One year ago, a proposed Minnesota constitutional amendment that would write a common voter suppression law into that state’s constitution seemed all but certain to pass. According to a recent poll, however, support for voter ID in Minnesota has since taken a sharp downturn:
Minnesotans favor a constitutional change that would require voters to show government-issued photo ID before casting ballots, but their support has weakened dramatically over the past year, the Star Tribune Minnesota Poll has found.
Slightly more than half of likely voters polled — 52 percent — want the changes built around a photo ID requirement, while 44 percent oppose them and 4 percent are undecided.
That is a far cry from the 80 percent support for photo ID in a May 2011 Minnesota Poll, when the issue was debated as a change in state law. Support among Democrats has cratered during a year marked by court battles, all-night legislative debates and charges that the GOP is attempting to suppress Democratic votes. . . . But 52 percent approval is a thin margin for a constitutional amendment six weeks before the election. A change in the Constitution must secure a majority of “yes” votes from all ballots cast. That means a voter who doesn’t vote on the issue in effect votes no, setting a higher bar for passage.

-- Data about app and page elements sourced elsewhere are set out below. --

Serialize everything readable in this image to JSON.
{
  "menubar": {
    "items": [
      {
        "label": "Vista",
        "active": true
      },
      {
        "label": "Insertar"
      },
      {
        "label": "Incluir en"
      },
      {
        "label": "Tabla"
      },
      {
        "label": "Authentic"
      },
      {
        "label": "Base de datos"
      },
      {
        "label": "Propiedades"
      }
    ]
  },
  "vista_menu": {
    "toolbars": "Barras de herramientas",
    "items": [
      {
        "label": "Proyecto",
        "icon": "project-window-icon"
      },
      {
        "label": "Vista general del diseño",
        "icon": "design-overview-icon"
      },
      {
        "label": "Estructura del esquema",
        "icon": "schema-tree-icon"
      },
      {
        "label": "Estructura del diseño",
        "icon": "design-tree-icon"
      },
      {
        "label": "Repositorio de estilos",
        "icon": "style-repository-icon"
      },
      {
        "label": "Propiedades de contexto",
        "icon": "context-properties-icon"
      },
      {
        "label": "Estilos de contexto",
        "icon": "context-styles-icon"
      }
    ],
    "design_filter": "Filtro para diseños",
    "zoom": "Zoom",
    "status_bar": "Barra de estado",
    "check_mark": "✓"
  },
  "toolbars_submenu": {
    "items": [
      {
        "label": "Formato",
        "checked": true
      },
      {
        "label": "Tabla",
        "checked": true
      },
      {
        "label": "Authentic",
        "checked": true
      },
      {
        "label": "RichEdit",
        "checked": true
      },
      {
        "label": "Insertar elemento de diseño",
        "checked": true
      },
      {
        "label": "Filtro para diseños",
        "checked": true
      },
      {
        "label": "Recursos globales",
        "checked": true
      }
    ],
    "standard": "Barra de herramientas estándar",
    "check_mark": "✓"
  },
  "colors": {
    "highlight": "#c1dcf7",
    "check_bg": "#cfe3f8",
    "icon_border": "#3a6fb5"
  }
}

The fact that support for voter ID began at such stratospheric levels reveals the challenge facing voting rights advocates. In reality, voter ID laws serve no purpose other than disenfranchising many elderly, minority, student and low-income voters, but the idea of requiring voters to show ID at the polls is intuitive to most Americans.
Nevertheless, the ballot initiative’s cratering support proves that this mistaken intuition can be defeated as voters come to understand that a person is more likely to be struck by lightning than to commit in-person voter fraud.